Across the back strip of the seat on all his chairs Hitchcock had his name and guarantee stenciled in gold, L. HITCHCOCK, HITCHCOCKSVILLE, CONNECTICUT. WARRANTED. This meant that the chair was well and honestly made of carefully selected materials. The stencil was changed in 1832, when Hitchcock took the superintendent of his plant, Arba Alford, Junior, into partnership, so that it read, HITCxcocK, ALFORD & Co. WARRANTED.
Two years earlier Hitchcock, despite the financial crisis through which he was passing, had married Eunice Alford, the sister of the man who became his partner. With the return of prosperity, the two brothers-in-law built a spacious double house across the way from the chair factory. The old brick place, with its solid wooden pillars, is still standing and is owned by a descendant of Arba Alford.

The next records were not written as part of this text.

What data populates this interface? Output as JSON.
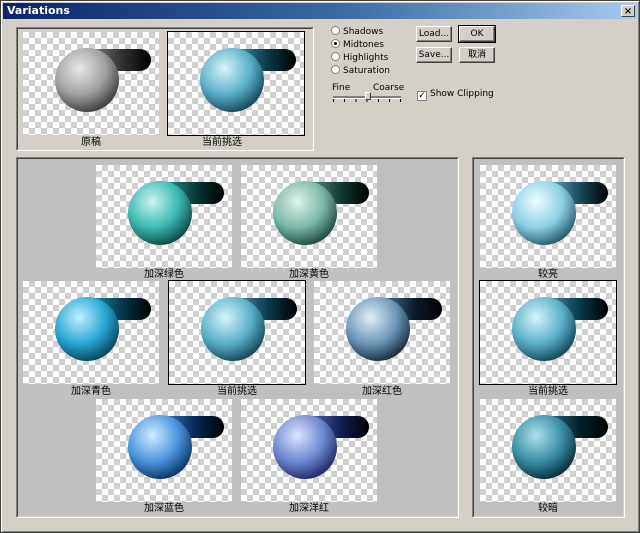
{
  "window": {
    "title": "Variations",
    "close_glyph": "×"
  },
  "options": {
    "radios": [
      {
        "label": "Shadows",
        "selected": false
      },
      {
        "label": "Midtones",
        "selected": true
      },
      {
        "label": "Highlights",
        "selected": false
      },
      {
        "label": "Saturation",
        "selected": false
      }
    ],
    "fine_label": "Fine",
    "coarse_label": "Coarse",
    "show_clipping_label": "Show Clipping",
    "show_clipping_checked": true,
    "check_glyph": "✓"
  },
  "buttons": {
    "load": "Load...",
    "save": "Save...",
    "ok": "OK",
    "cancel": "取消"
  },
  "thumbs": {
    "original": "原稿",
    "current_top": "当前挑选",
    "more_green": "加深绿色",
    "more_yellow": "加深黄色",
    "more_cyan": "加深青色",
    "current_center": "当前挑选",
    "more_red": "加深红色",
    "more_blue": "加深蓝色",
    "more_magenta": "加深洋红",
    "lighter": "较亮",
    "current_right": "当前挑选",
    "darker": "较暗"
  },
  "colors": {
    "title_bar": "#0a246a",
    "dialog_bg": "#d4d0c8",
    "panel_bg": "#c0c0c0"
  }
}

The new partnership worked well. Alford had charge of the factory, while Hitchcock traveled far and wide selling the output. That the latter was a good salesman and covered an extensive territory is plain from the wide distribution the chairs received. They turn up everywhere. Hitchcock journeyed by land and sea, afoot and on horseback, in stagecoaches, canalboats, and sailing vessels. To be within easier reach of the centers of trade, he and his wife moved to Hartford in 1834, and that same year he was elected to represent Barkhamsted in the Connecticut Legislature. In 184o and 1841 he served as State senator. While on one of his selling trips in December, 1841, he tarried a few days in Washington, visiting the United States Senate and calling at the White House, where he met the President and Mrs. Tyler.
Soon after this the Hitchcock and Alford partnership was dissolved and Hitchcock moved to Unionville, where he carried on the chair business by himself, making the same old line, which now bore the mark LAMBERT HITCHCOCK, UNIONVILLE, CONNECTICUT.

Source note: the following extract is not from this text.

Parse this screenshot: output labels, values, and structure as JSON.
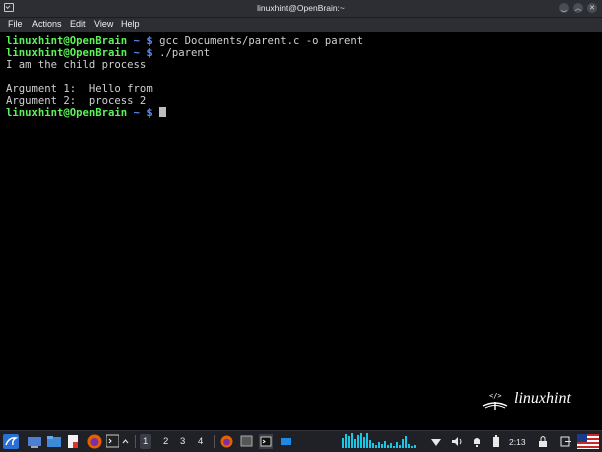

In 1835 Eunice Hitchcock had died at the age of thirty, and the following year Lambert Hitchcock married Mary Preston at Cazenovia, New York, by whom he had three sons and a daughter. Then in I852 he died. At his request his ex-partner, Arba Alford, was made executor of his estate. Although Lambert Hitchcock has a place in YVebster's Dictionary, he is not included in the Dictionary of American Biography. No picture of the Yankee chairmaker seems to have survived.
Arba Alford, with his brother Alfred as partner, continued to make chairs at Hitchcocksville under the firm name of Alford & Company, until the Civil War pretty much ruined the business. The factory was sold during the war to Leroy and Delos Stephens, who manufactured pocket rulers there until about the turn of the century. For a while the plant was used as a rubber works for the manufacture of sundries for the drug trade. Then after a period of vacancy the historic factory was reopened a year or two ago by John T. Kenney and Richard Coombs, for the production of Hitchcock chairs true in every detail to the famous originals of more than a century ago, even to the stencil L. HITCHCOCK, HITCHCOCKSVILLE, CONN. WARRANTED.